**Assignment:** Every record below needs to be set down exactly. Pictures do not belong in the copy.

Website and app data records
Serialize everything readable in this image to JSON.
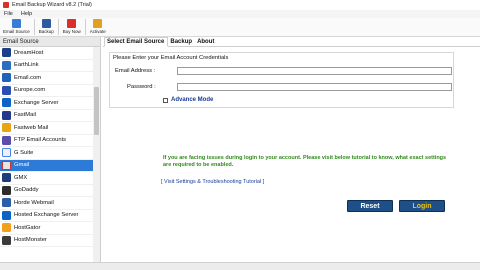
{
  "window": {
    "title": "Email Backup Wizard v8.2 (Trial)"
  },
  "menu": {
    "items": [
      "File",
      "Help"
    ]
  },
  "toolbar": {
    "email_source": "Email Source",
    "backup": "Backup",
    "buy_now": "Buy Now",
    "activate": "Activate"
  },
  "sidebar": {
    "header": "Email Source",
    "items": [
      {
        "label": "DreamHost",
        "icon": "dreamhost-icon",
        "color": "#1b3f8a"
      },
      {
        "label": "EarthLink",
        "icon": "earthlink-icon",
        "color": "#2a6fbf"
      },
      {
        "label": "Email.com",
        "icon": "email-com-icon",
        "color": "#1e63b8"
      },
      {
        "label": "Europe.com",
        "icon": "europe-com-icon",
        "color": "#2a4fb0"
      },
      {
        "label": "Exchange Server",
        "icon": "exchange-icon",
        "color": "#0b63c7"
      },
      {
        "label": "FastMail",
        "icon": "fastmail-icon",
        "color": "#233a8c"
      },
      {
        "label": "Fastweb Mail",
        "icon": "fastweb-icon",
        "color": "#e8a317"
      },
      {
        "label": "FTP Email Accounts",
        "icon": "ftp-icon",
        "color": "#5a4ca8"
      },
      {
        "label": "G Suite",
        "icon": "gsuite-icon",
        "color": "#f0f0f0"
      },
      {
        "label": "Gmail",
        "icon": "gmail-icon",
        "color": "#e6e6e6"
      },
      {
        "label": "GMX",
        "icon": "gmx-icon",
        "color": "#1c3d7a"
      },
      {
        "label": "GoDaddy",
        "icon": "godaddy-icon",
        "color": "#2c2c2c"
      },
      {
        "label": "Horde Webmail",
        "icon": "horde-icon",
        "color": "#2b5ea8"
      },
      {
        "label": "Hosted Exchange Server",
        "icon": "hosted-exchange-icon",
        "color": "#0b63c7"
      },
      {
        "label": "HostGator",
        "icon": "hostgator-icon",
        "color": "#f2a01c"
      },
      {
        "label": "HostMonster",
        "icon": "hostmonster-icon",
        "color": "#3a3a3a"
      }
    ],
    "selected_index": 9
  },
  "tabs": [
    "Select Email Source",
    "Backup",
    "About"
  ],
  "credentials": {
    "legend": "Please Enter your Email Account Credentials",
    "email_label": "Email Address :",
    "email_value": "",
    "password_label": "Password :",
    "password_value": "",
    "advance_mode": "Advance Mode"
  },
  "help": {
    "message": "If you are facing issues during login to your account. Please visit below tutorial to know, what exact settings are required to be enabled.",
    "link": "[ Visit Settings & Troubleshooting Tutorial ]"
  },
  "buttons": {
    "reset": "Reset",
    "login": "Login"
  }
}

**Task result:**
Serialize everything readable in this image to JSON.
{
  "window": {
    "title": "Email Backup Wizard v8.2 (Trial)"
  },
  "menu": {
    "items": [
      "File",
      "Help"
    ]
  },
  "toolbar": {
    "email_source": "Email Source",
    "backup": "Backup",
    "buy_now": "Buy Now",
    "activate": "Activate"
  },
  "sidebar": {
    "header": "Email Source",
    "items": [
      {
        "label": "DreamHost",
        "icon": "dreamhost-icon",
        "color": "#1b3f8a"
      },
      {
        "label": "EarthLink",
        "icon": "earthlink-icon",
        "color": "#2a6fbf"
      },
      {
        "label": "Email.com",
        "icon": "email-com-icon",
        "color": "#1e63b8"
      },
      {
        "label": "Europe.com",
        "icon": "europe-com-icon",
        "color": "#2a4fb0"
      },
      {
        "label": "Exchange Server",
        "icon": "exchange-icon",
        "color": "#0b63c7"
      },
      {
        "label": "FastMail",
        "icon": "fastmail-icon",
        "color": "#233a8c"
      },
      {
        "label": "Fastweb Mail",
        "icon": "fastweb-icon",
        "color": "#e8a317"
      },
      {
        "label": "FTP Email Accounts",
        "icon": "ftp-icon",
        "color": "#5a4ca8"
      },
      {
        "label": "G Suite",
        "icon": "gsuite-icon",
        "color": "#f0f0f0"
      },
      {
        "label": "Gmail",
        "icon": "gmail-icon",
        "color": "#e6e6e6"
      },
      {
        "label": "GMX",
        "icon": "gmx-icon",
        "color": "#1c3d7a"
      },
      {
        "label": "GoDaddy",
        "icon": "godaddy-icon",
        "color": "#2c2c2c"
      },
      {
        "label": "Horde Webmail",
        "icon": "horde-icon",
        "color": "#2b5ea8"
      },
      {
        "label": "Hosted Exchange Server",
        "icon": "hosted-exchange-icon",
        "color": "#0b63c7"
      },
      {
        "label": "HostGator",
        "icon": "hostgator-icon",
        "color": "#f2a01c"
      },
      {
        "label": "HostMonster",
        "icon": "hostmonster-icon",
        "color": "#3a3a3a"
      }
    ],
    "selected_index": 9
  },
  "tabs": [
    "Select Email Source",
    "Backup",
    "About"
  ],
  "credentials": {
    "legend": "Please Enter your Email Account Credentials",
    "email_label": "Email Address :",
    "email_value": "",
    "password_label": "Password :",
    "password_value": "",
    "advance_mode": "Advance Mode"
  },
  "help": {
    "message": "If you are facing issues during login to your account. Please visit below tutorial to know, what exact settings are required to be enabled.",
    "link": "[ Visit Settings & Troubleshooting Tutorial ]"
  },
  "buttons": {
    "reset": "Reset",
    "login": "Login"
  }
}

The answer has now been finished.